Historia Judaica
(1938-61) and wrote many articles and monographs on medieval
Jewry-law in Germany (
The Jews in Medieval Germany,
1949, 1970;
Jewry-Law in Medieval Germany,
1949;
In Search o f Freedom: a History
of the American Jews from Czechoslovakia,
1949). In 1962 he settled
in Basle, Switzerland, where he taught at the local university and
continued to publish studies on medieval German law codes, as
well as on the history o f German universities, including a study
devoted to the University o f Prague and the Jews.
E
u g e n e
J.
L
i p m a n
.
70th birthday. Born in Pittsburgh, Pennsylvania,
October 13, 1919. A graduate o f Hebrew Union College, he served
as a chaplain during World War II in Europe and was active in
the care o f the Holocaust survivors. First on the staff o f the Union

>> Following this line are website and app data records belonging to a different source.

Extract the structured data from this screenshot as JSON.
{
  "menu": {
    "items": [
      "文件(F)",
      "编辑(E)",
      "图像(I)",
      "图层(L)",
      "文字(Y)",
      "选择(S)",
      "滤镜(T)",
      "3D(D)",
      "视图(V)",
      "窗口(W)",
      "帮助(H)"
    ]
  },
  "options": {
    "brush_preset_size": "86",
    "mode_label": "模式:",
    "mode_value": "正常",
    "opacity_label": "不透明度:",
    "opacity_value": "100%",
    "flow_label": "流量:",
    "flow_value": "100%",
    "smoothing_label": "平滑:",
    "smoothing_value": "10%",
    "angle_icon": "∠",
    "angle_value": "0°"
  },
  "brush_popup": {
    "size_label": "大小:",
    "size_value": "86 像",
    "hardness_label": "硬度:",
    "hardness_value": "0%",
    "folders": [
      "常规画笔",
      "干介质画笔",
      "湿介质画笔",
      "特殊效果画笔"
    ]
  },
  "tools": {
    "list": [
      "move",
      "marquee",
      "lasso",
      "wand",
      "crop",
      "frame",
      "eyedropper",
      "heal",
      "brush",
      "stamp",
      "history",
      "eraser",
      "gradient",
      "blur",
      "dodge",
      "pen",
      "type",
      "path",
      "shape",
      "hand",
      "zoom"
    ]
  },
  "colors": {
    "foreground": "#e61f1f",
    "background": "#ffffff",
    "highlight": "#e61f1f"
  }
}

o f American Hebrew Congregations and then as rabbi in Wash­
ington, D.C., he was particularly concerned with the translation
o f the social teachings o f Judaism into reality. In collaboration
with Albert Vorspan he wrote
Justice and Judaism
(1956) and
A
Tale of Ten Cities, the Triple Ghetto in American Religious Life
(1962).
He also edited a partial translation o f the Mishnah (
The Mishnah,
Oral Teaching o f Judaism,
1970). At present he serves as president
o f the Central Conference o f American Rabbis, the federation o f
Reform rabbis.
L
e o n
M
a n d e l s t a m m
.
100th anniversary o f death. Born in Zagare,
Lithuania, in 1819, died in St. Petersburg, now Leningrad, Russia,
September 12, 1889. One o f the first Russian Jews to receive a
secular academic education, he became an official in the Russian